# Goal of the exercise
Would you reproduce the whole listing exactly, minus its images?

# Material for this exercise
»»
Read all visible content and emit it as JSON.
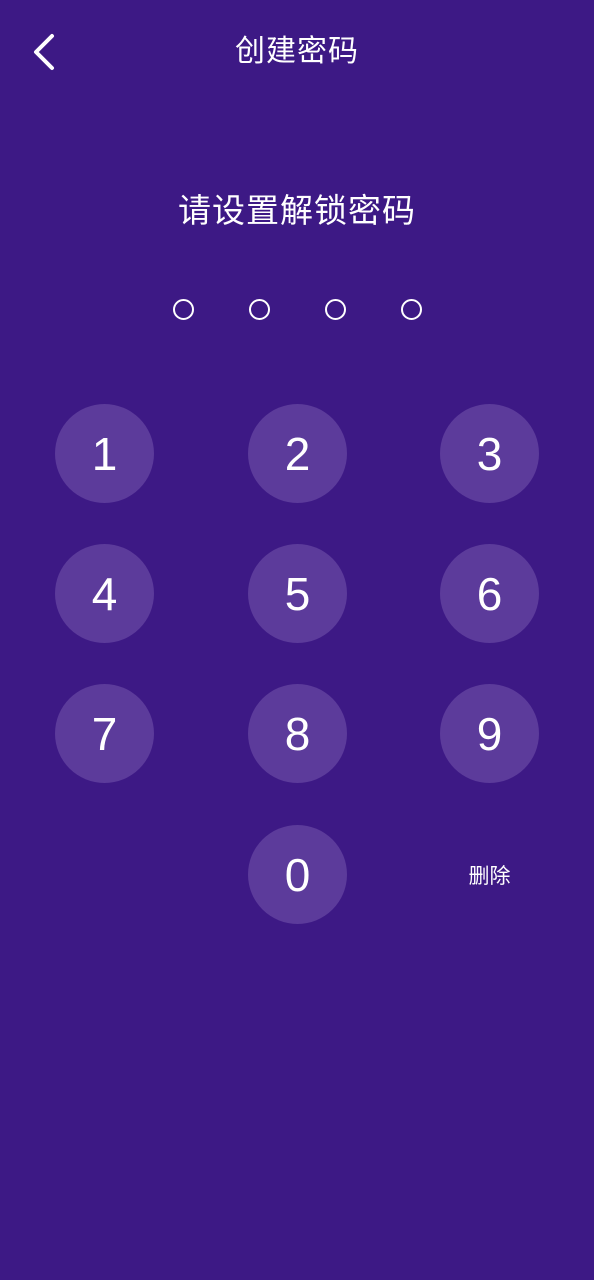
{
  "header": {
    "title": "创建密码",
    "back_icon": "chevron-left-icon"
  },
  "prompt": "请设置解锁密码",
  "pin": {
    "length": 4,
    "filled": 0
  },
  "keypad": {
    "keys": [
      "1",
      "2",
      "3",
      "4",
      "5",
      "6",
      "7",
      "8",
      "9",
      "0"
    ],
    "delete_label": "删除"
  },
  "colors": {
    "background": "#3d1985",
    "key_fill": "#5c3b9b",
    "text": "#ffffff"
  }
}
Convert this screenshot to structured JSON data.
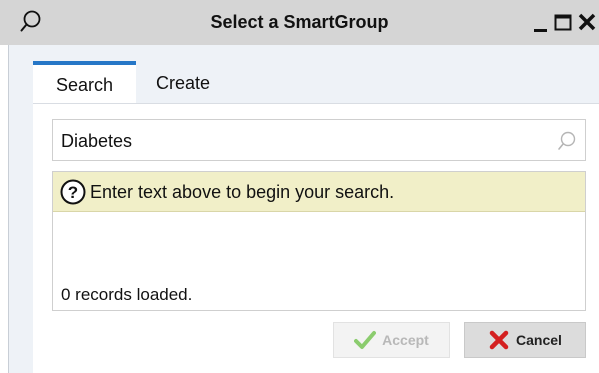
{
  "window": {
    "title": "Select a SmartGroup",
    "icons": [
      "search-icon",
      "minimize-icon",
      "maximize-icon",
      "close-icon"
    ]
  },
  "tabs": [
    {
      "label": "Search",
      "active": true
    },
    {
      "label": "Create",
      "active": false
    }
  ],
  "search": {
    "value": "Diabetes",
    "icon": "search-icon"
  },
  "hint": {
    "text": "Enter text above to begin your search.",
    "icon": "help-icon"
  },
  "status": {
    "records_text": "0 records loaded."
  },
  "buttons": {
    "accept_label": "Accept",
    "accept_enabled": false,
    "cancel_label": "Cancel"
  },
  "colors": {
    "title_bar": "#d5d5d5",
    "active_tab_accent": "#2677c7",
    "hint_background": "#f1efc8",
    "accept_icon": "#8bcc6e",
    "cancel_icon": "#d42020"
  }
}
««
# Completed exercise
Read all visible content and emit it as JSON.
{
  "header": {
    "title": "创建密码",
    "back_icon": "chevron-left-icon"
  },
  "prompt": "请设置解锁密码",
  "pin": {
    "length": 4,
    "filled": 0
  },
  "keypad": {
    "keys": [
      "1",
      "2",
      "3",
      "4",
      "5",
      "6",
      "7",
      "8",
      "9",
      "0"
    ],
    "delete_label": "删除"
  },
  "colors": {
    "background": "#3d1985",
    "key_fill": "#5c3b9b",
    "text": "#ffffff"
  }
}
Convert this screenshot to structured JSON data.
{
  "window": {
    "title": "Select a SmartGroup",
    "icons": [
      "search-icon",
      "minimize-icon",
      "maximize-icon",
      "close-icon"
    ]
  },
  "tabs": [
    {
      "label": "Search",
      "active": true
    },
    {
      "label": "Create",
      "active": false
    }
  ],
  "search": {
    "value": "Diabetes",
    "icon": "search-icon"
  },
  "hint": {
    "text": "Enter text above to begin your search.",
    "icon": "help-icon"
  },
  "status": {
    "records_text": "0 records loaded."
  },
  "buttons": {
    "accept_label": "Accept",
    "accept_enabled": false,
    "cancel_label": "Cancel"
  },
  "colors": {
    "title_bar": "#d5d5d5",
    "active_tab_accent": "#2677c7",
    "hint_background": "#f1efc8",
    "accept_icon": "#8bcc6e",
    "cancel_icon": "#d42020"
  }
}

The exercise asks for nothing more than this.